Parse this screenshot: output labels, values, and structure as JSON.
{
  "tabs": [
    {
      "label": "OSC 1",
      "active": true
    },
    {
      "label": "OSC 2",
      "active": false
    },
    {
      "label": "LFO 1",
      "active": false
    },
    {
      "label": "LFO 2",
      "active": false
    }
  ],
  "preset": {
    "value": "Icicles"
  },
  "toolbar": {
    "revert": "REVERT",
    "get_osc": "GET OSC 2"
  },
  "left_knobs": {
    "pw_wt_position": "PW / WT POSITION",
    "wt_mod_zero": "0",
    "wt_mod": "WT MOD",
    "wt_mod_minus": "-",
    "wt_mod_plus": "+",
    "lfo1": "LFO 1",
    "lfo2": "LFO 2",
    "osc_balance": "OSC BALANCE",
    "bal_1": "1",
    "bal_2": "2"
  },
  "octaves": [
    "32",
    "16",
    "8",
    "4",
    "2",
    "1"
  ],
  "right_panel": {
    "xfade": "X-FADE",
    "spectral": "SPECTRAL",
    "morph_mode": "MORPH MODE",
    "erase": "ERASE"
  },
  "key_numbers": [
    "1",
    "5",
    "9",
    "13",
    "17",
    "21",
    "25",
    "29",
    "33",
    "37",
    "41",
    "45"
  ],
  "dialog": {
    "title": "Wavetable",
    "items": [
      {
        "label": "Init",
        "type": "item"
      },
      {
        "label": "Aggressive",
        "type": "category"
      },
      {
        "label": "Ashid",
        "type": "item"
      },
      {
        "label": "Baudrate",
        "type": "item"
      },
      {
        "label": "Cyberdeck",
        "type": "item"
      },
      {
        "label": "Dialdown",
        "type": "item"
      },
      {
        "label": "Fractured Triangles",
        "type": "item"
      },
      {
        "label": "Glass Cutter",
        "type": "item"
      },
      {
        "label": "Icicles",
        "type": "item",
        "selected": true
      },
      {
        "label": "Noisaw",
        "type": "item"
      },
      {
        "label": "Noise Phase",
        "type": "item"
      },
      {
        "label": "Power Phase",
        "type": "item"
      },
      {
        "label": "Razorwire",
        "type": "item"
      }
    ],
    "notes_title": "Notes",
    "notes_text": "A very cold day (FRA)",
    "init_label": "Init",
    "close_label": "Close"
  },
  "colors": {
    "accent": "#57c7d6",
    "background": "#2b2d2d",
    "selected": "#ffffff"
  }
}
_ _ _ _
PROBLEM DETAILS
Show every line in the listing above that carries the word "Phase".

RESPONSE BOX
        "label": "Noise Phase",
        "label": "Power Phase",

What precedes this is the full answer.